As Christians we should know that God is the answer for man's alienation. God's love and compassion is the appropriate prescription for millions of hurting, alienated people. Our individual identity of whom we are in God is essential to any true sense of personal security. Christian principles of honesty, integrity, and truthfulness in government are the remedy for a nation disillusioned with it leaders.

The Christian Right misunderstood our generation. Our generation is not looking for single issues, or busy projects. It is looking for real answers to fundamental problems. It is waiting for someone to point the way, from listlessness to purpose, from futility to hope, from despair to vision, from alienation to commitment, from fear and anxiety to the strength and courage of great convictions.
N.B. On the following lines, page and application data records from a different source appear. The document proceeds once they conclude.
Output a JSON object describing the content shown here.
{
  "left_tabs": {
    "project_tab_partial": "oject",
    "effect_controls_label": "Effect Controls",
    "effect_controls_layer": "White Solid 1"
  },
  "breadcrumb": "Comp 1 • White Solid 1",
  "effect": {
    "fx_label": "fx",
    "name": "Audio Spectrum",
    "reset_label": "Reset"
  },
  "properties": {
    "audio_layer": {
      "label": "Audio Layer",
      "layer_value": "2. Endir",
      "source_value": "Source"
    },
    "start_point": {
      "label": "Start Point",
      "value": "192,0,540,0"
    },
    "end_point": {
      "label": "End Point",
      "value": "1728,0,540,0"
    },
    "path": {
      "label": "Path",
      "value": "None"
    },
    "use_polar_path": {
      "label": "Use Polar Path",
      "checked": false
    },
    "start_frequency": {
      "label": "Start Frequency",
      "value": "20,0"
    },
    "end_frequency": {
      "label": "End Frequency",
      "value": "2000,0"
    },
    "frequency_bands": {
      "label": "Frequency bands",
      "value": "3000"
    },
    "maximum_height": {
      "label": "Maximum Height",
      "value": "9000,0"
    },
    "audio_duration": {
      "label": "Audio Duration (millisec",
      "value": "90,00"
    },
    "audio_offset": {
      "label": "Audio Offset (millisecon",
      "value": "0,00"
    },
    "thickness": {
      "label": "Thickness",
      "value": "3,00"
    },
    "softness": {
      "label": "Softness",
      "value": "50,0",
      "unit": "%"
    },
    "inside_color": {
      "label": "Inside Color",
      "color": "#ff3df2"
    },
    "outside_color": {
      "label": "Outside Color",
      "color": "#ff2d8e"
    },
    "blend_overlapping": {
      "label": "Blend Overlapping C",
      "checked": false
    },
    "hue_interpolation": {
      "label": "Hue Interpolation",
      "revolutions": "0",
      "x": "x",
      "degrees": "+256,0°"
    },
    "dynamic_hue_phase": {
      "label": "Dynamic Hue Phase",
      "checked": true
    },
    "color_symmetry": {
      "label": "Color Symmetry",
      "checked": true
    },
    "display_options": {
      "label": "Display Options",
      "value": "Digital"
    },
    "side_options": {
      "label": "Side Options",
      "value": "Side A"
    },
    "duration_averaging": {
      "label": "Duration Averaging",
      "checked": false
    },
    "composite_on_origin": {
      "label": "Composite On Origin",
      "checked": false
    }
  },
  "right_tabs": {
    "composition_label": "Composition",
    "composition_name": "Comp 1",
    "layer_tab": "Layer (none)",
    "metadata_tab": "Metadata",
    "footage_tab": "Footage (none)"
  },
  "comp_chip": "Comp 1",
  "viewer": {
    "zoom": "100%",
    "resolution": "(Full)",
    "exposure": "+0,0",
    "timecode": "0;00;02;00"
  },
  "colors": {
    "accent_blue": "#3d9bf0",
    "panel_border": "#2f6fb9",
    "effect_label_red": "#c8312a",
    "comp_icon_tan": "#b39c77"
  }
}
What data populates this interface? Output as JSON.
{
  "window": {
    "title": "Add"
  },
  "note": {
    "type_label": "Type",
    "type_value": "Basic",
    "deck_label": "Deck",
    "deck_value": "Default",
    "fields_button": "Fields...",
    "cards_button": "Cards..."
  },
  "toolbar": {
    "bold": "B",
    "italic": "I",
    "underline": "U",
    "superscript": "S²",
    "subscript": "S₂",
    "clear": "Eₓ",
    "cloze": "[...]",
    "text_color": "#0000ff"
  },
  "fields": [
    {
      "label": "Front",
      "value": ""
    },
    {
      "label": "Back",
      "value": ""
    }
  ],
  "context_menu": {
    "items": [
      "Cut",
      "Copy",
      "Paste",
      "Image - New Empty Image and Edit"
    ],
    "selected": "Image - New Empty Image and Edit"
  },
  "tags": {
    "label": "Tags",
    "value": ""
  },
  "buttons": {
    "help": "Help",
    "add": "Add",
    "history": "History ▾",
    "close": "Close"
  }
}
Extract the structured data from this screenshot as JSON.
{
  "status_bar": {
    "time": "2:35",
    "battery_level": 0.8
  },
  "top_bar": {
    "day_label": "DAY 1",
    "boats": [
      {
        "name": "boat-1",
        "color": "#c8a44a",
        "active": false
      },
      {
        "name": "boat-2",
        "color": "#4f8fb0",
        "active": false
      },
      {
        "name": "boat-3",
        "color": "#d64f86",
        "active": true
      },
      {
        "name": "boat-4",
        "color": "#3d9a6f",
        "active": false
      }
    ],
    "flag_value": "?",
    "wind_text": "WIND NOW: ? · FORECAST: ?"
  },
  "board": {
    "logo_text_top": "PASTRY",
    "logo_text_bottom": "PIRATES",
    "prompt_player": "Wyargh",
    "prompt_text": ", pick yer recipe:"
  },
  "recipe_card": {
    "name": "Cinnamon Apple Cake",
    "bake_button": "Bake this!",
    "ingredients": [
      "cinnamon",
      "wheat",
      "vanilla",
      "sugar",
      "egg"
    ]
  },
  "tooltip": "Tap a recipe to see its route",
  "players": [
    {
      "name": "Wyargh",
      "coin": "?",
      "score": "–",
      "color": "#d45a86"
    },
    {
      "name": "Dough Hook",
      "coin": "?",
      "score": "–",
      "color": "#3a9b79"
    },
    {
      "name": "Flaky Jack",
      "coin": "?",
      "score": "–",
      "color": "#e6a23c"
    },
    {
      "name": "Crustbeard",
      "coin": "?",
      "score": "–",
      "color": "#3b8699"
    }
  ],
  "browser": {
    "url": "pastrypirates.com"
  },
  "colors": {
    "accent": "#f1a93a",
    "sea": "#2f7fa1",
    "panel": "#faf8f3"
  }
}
The Christian Right is living proof that without vision any movement is guaranteed to fail. When the Christian Right attempted to substitute isolated planks in place of a cohesive vision, we quickly discovered that one cannot mobilize an army with a disparate collage of single issues. Ninety percent of those we sought to mobilize viewed each issue separately. Finding none of them overwhelmingly compelling on its own merits, they took little or no action. Or, finding one all-consuming issue, they concentrated on it to the exclusion of the other equally important issues. While most of the Christian Right's issues were of legitimate concern, most were not compelling enough to merit the devotion required to transform a society.

To make up for our lack of visionary agenda, we were forced to rely upon emotion and fear to stimulate action. Every fundraising appeal virtually screamed that some terrible catastrophe would befall the reader or his family if the suggested action was not taken immediately. This sort of continued melodramatic overstatement was justly and roundly criticized as being hard-edged, irresponsible, negative, and reactionary.

Lacking a vision of our own, all we could do was react in a negative way to the vision or programs of those with non-Christian or anti-Christian visions and agendas. In this sense, we were guilty of being "reactionaries."


Topics: Culture , Government, Dominion

Colonel V. Doner

More by Colonel V. Doner